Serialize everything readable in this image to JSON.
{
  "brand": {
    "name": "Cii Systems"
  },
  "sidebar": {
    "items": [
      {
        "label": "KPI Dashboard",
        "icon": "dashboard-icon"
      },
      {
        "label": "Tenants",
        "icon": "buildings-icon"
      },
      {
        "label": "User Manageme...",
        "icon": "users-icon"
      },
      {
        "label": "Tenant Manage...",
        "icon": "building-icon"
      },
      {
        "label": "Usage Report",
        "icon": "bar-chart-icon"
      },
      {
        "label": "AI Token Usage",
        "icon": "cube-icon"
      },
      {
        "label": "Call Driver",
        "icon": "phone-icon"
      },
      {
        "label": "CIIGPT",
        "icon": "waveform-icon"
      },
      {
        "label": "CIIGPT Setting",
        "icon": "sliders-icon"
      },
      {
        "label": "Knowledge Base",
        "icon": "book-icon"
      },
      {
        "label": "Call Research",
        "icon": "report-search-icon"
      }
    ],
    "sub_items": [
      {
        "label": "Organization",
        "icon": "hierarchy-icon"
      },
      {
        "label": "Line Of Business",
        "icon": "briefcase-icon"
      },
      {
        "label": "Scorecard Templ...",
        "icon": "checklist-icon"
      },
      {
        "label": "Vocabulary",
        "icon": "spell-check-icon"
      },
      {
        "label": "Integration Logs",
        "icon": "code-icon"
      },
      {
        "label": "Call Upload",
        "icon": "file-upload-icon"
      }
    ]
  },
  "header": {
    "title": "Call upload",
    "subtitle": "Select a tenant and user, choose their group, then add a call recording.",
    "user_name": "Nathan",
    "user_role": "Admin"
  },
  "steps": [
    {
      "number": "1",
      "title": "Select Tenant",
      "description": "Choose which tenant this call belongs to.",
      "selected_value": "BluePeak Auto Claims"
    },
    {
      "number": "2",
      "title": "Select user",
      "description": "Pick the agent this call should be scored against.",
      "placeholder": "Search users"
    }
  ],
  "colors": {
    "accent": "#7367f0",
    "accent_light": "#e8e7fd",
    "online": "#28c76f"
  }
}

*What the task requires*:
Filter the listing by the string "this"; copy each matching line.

*Written reply*:
Serialize everything readable in this image to JSON.
      "description": "Choose which tenant this call belongs to.",
      "description": "Pick the agent this call should be scored against.",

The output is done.